The study of this first wave of media coverage is intriguing in the sense that it shows we had not learned anything from “22/7.” On the contrary, it showed how the “boxing match” style of throwing punches at each other when dealing with the phenomenon of mass-murderer Breivik is a simply a continuation of Breivik’s own message: It is the fault of the other.

The Norwegian study by Elizabeth Eide and her students reveals that in Norway as well the news media debate was roughly divided into two strong positions. One blaming society for not giving enough space for the extreme and radical right wing citizens to express their views on Islam and multiculturalism, and another seeing terror as connected to the high degree of hostility towards migrants and Muslims.

One of the reactions to the 22/7 event is to pathologise Breivik himself, that is to turn him into a mentally ill person or a lone wolf. This reaction does not derive from any analysis of what is known about Breivik but constitutes both a speculation and serve as a rhetoric device to Breivik and 22/7 into an exception or even an accident. If Breivik is mentally ill, history is taken away from him. Attention is diverted away from his basic opinions, which are in fact shared by many people on the far right.
(Susi Meret and Peter Hervik (lead article), Erostratus Unbound: Norway’s 22/7 Converging Frames of War)
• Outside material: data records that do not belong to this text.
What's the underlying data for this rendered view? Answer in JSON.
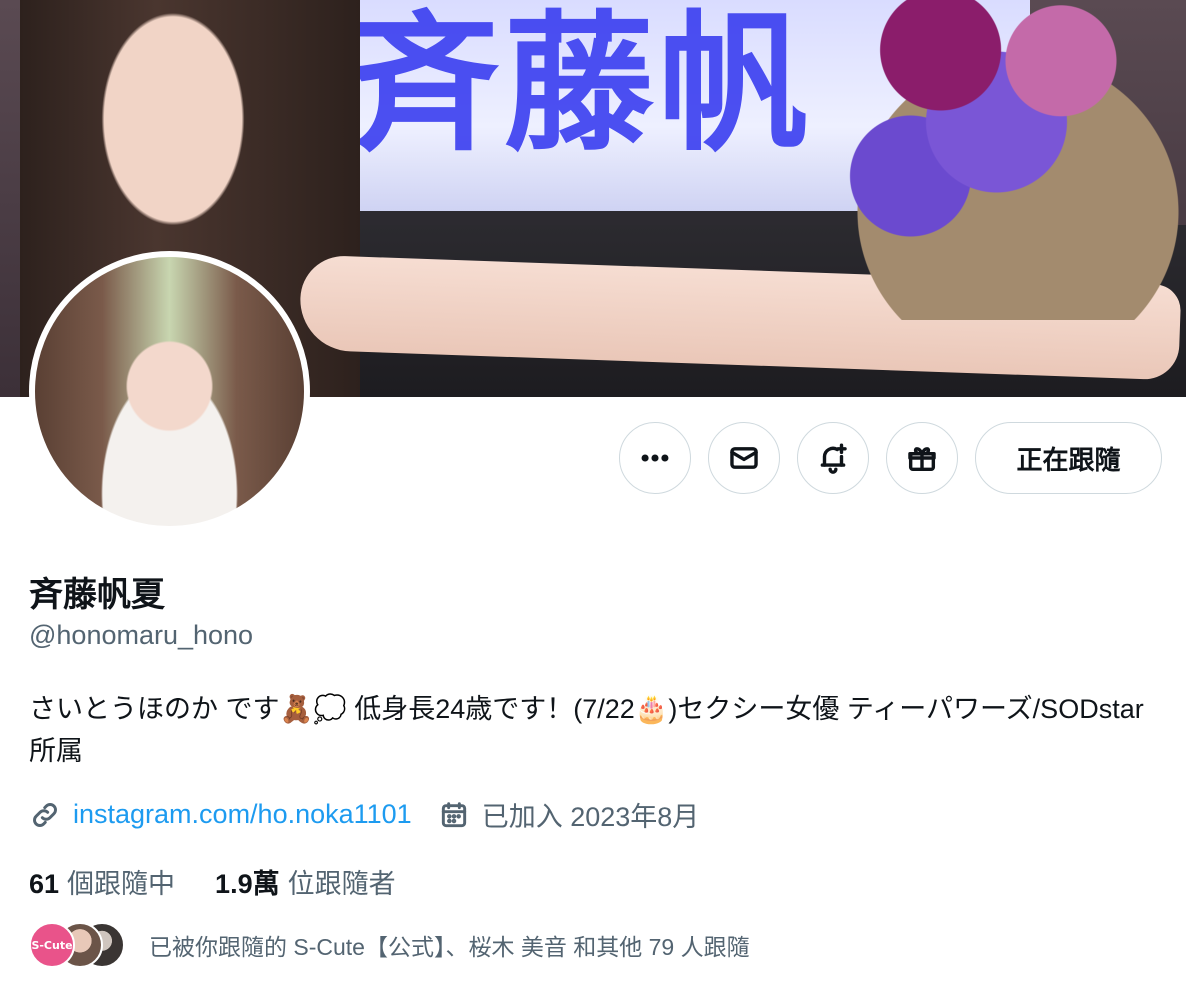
{
  "banner": {
    "screen_text": "斉藤帆"
  },
  "profile": {
    "name": "斉藤帆夏",
    "handle": "@honomaru_hono",
    "bio": "さいとうほのか です🧸💭 低身長24歳です！(7/22🎂)セクシー女優 ティーパワーズ/SODstar所属",
    "link": "instagram.com/ho.noka1101",
    "joined": "已加入 2023年8月"
  },
  "actions": {
    "more_icon": "more-horizontal-icon",
    "message_icon": "envelope-icon",
    "notify_icon": "bell-plus-icon",
    "gift_icon": "gift-icon",
    "follow_label": "正在跟隨"
  },
  "stats": {
    "following_count": "61",
    "following_label": "個跟隨中",
    "followers_count": "1.9萬",
    "followers_label": "位跟隨者"
  },
  "followed_by": {
    "avatar1_text": "S-Cute",
    "text": "已被你跟隨的 S-Cute【公式】、桜木 美音 和其他 79 人跟隨"
  },
  "colors": {
    "link": "#1d9bf0",
    "secondary_text": "#536471",
    "border": "#cfd9de"
  }
}
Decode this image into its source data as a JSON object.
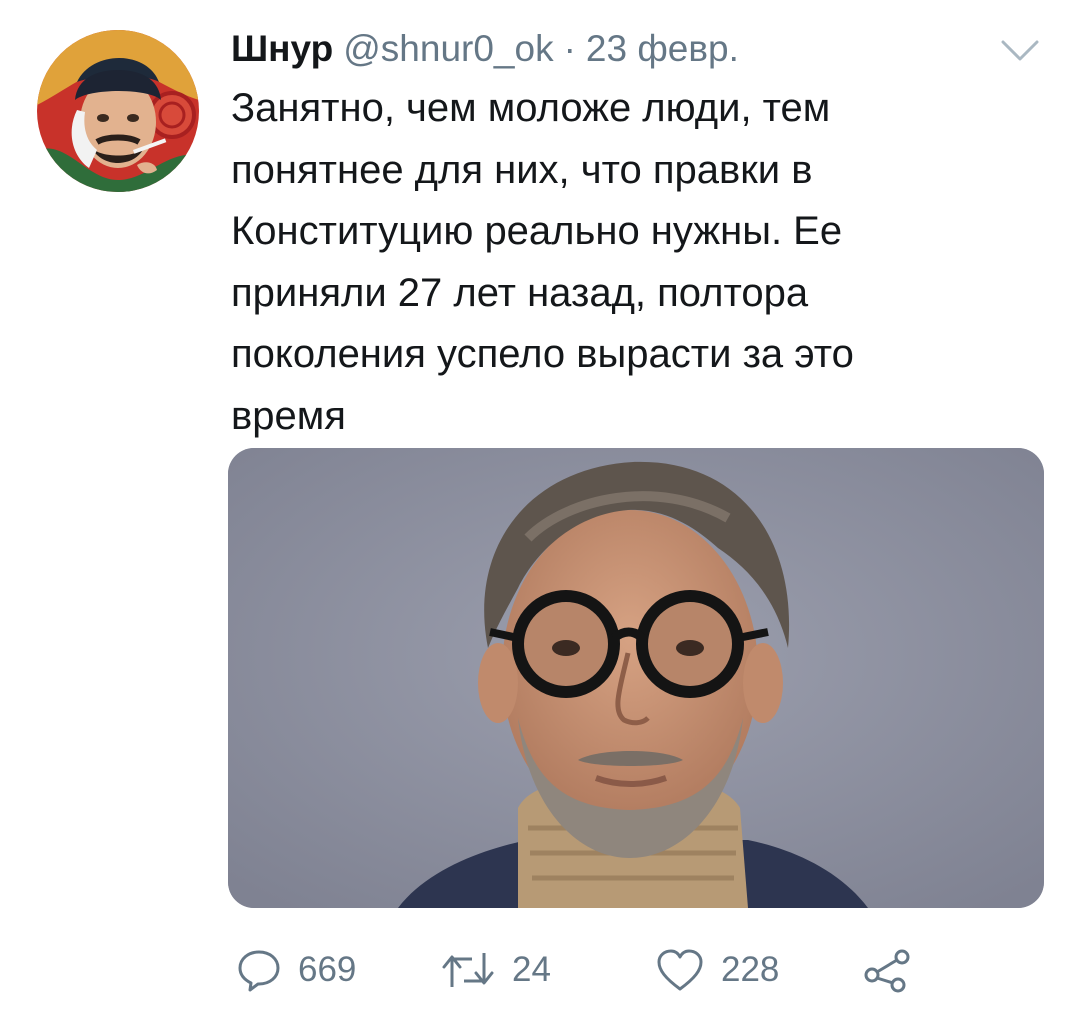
{
  "tweet": {
    "author": {
      "name": "Шнур",
      "handle": "@shnur0_ok",
      "avatar_icon": "avatar-portrait-painting"
    },
    "separator": "·",
    "date": "23 февр.",
    "menu_icon": "chevron-down-icon",
    "text_lines": [
      "Занятно, чем моложе люди, тем",
      "понятнее для них, что правки в",
      "Конституцию реально нужны. Ее",
      "приняли 27 лет назад, полтора",
      "поколения успело вырасти за это",
      "время"
    ],
    "media": {
      "kind": "photo-portrait-man-glasses"
    },
    "actions": {
      "reply": {
        "icon": "reply-icon",
        "count": "669"
      },
      "retweet": {
        "icon": "retweet-icon",
        "count": "24"
      },
      "like": {
        "icon": "heart-icon",
        "count": "228"
      },
      "share": {
        "icon": "share-icon"
      }
    }
  },
  "colors": {
    "text_primary": "#14171a",
    "text_secondary": "#657786",
    "background": "#ffffff"
  }
}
Another interesting article in the theme issue about 22/7, written by Gavan Titley, examines the prevailing invocation of “war” in the debate and Breivik’s compendium, which he argues is a condition of counter-jihad networks and serves as the license for mainstream polemics on the “failing experiment” of multiculturalism. (“They Called a War, and Someone Came”)

Finally Jelle van Buuren presents an intriguing study of the “Eurabia” ideology. Van Buuren shows how this conspiracy ideology and performance works as an operational spur – with a quest to act, to embrace urgent, extraordinary or violent action in order to rescue civilization from destruction – thus opening up a nice slot for exposing oneselves as heroes, who only do what needs to be done. (“Spur to Violence?”)